The first football player approached. “You have a 70,” she said. Whew, I thought. Close call. The next football player approached. “70,” she stated softly. And the next. And the next. By the time the final football player sidled up she actually said “I think you know you have a 70.” He took a cocky strut back to his seat, high-fiving all his buddies on the way.
Seriously? I thought.
I won’t go into too much detail because I truly loved my athletes, and I love how concerned their coaches are with their academic performance throughout the semester. I will just say that the best players rarely fail a class. And that I was tempted to show favor to them myself more than once, having caught a glimpse into all the practice and extra study hall hours that prohibit them from having any time to rest. Some of them are consuming 3 venti mocha frappuccinos a week (and that was just during my class), yet they seem to be getting skinnier.

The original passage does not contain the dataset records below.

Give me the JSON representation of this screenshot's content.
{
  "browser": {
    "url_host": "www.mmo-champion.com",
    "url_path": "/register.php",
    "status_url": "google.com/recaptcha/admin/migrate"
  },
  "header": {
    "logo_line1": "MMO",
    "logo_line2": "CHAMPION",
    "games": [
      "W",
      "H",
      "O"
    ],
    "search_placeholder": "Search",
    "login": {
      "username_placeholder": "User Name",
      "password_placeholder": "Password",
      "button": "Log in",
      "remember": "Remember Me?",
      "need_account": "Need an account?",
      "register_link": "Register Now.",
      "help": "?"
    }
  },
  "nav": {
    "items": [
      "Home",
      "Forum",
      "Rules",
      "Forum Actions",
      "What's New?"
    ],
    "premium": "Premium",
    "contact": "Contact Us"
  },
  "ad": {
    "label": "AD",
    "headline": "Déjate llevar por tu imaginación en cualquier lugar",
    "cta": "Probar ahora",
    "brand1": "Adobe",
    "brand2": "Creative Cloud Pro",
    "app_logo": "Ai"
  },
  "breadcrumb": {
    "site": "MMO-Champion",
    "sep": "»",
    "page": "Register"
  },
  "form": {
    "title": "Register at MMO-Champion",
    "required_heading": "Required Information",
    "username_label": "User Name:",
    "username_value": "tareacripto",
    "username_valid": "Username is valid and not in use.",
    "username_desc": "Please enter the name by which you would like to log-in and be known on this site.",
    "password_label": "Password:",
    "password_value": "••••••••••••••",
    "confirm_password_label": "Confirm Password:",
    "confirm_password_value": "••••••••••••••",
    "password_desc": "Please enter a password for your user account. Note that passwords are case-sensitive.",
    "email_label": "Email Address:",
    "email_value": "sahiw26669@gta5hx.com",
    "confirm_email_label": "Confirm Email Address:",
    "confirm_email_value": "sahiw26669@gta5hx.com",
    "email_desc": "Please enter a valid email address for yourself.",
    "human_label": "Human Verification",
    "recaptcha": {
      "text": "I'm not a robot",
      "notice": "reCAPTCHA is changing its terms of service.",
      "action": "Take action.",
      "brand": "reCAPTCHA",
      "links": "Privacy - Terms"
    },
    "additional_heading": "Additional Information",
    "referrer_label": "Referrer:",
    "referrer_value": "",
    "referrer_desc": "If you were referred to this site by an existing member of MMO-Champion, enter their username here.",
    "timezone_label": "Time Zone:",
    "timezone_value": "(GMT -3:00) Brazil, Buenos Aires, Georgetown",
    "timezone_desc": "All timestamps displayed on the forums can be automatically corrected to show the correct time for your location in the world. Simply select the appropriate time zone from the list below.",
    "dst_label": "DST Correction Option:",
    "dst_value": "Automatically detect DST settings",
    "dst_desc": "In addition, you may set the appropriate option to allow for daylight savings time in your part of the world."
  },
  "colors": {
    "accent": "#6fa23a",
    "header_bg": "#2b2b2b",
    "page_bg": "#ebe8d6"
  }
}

3.) Boys Love Their Mamas
This is a strange to mention but palpable observation in my experience on a community college campus. I only had two phone calls from parents while I was teaching, but both of them were mamas fighting for a better grade for their baby boys.
I had a male student tell me that the hardest thing about college was being so far away from his mom, prefacing with, “Now I’m not a mama’s boy or anything, but…”
Sorry sweetie, but that’s exactly what you are, and it’s adorable.
I had a young man get choked up just talking about his mama, one cry all the way through my class because his mom wasn’t answering her phone, and another uproot his whole semester because his mom was in the hospital.
Even at 19 and 20 years old, boys love. their. mamas. And being mother to my own 2.5 year old little minion who, for now, still lets me snuggle and kiss on him to my heart’s content, I delight in it every time I see it.
4.) Some Have Been Through Hell
I feel so blessed to have read some of their papers. There is no better way to learn what they’re holding onto deep down, than to ask them to write an open topic narrative.
While I got plenty of papers about how difficult it was learning to water ski, some of them completely bared their souls. Young women who have been raped and abused. A young man who watched his father die at a young age. One who walked away from a car accident when his best friend in the passenger’s seat wasn’t so lucky. One from a four-wheeler accident that claimed a limb of a bright-eyed younger cousin. A student who was bullied to the point where you can almost understand how victims eventually become shooters.
We never know who is around us or what they have been through, which is all the more reason to always default to kindness.
5.) The Most Oppressed are Often the Most Loving
I had students with social and learning disorders, victims of racial and cultural stereotyping, and students who wore the same shirt and pants to my class twice a week, so I know it is close to all they have. Inevitably, these are the students who were the most polite, who were constantly reaching out for friendship, and who would come back to visit me in subsequent semesters any time they were near my building.
They ended up being my favorites and I truly don’t think it was just empathy or any acknowledgement on my end of how they’ve been set apart. I believe there is something about having love and acceptance withheld from you that makes you want it that much more for others. Of course not everyone who is oppressed responds this way, but in my isolated bubble of experience it was the majority. It makes me wonder what I’m hanging onto as an injustice in my own life that could actually be channeled into positivity.
So, that’s it! My last two cents on college students, for what it’s worth. Take it and buy your kids a back to school fidget spinner. I hope you and yours have a happy Fall, and a great school year!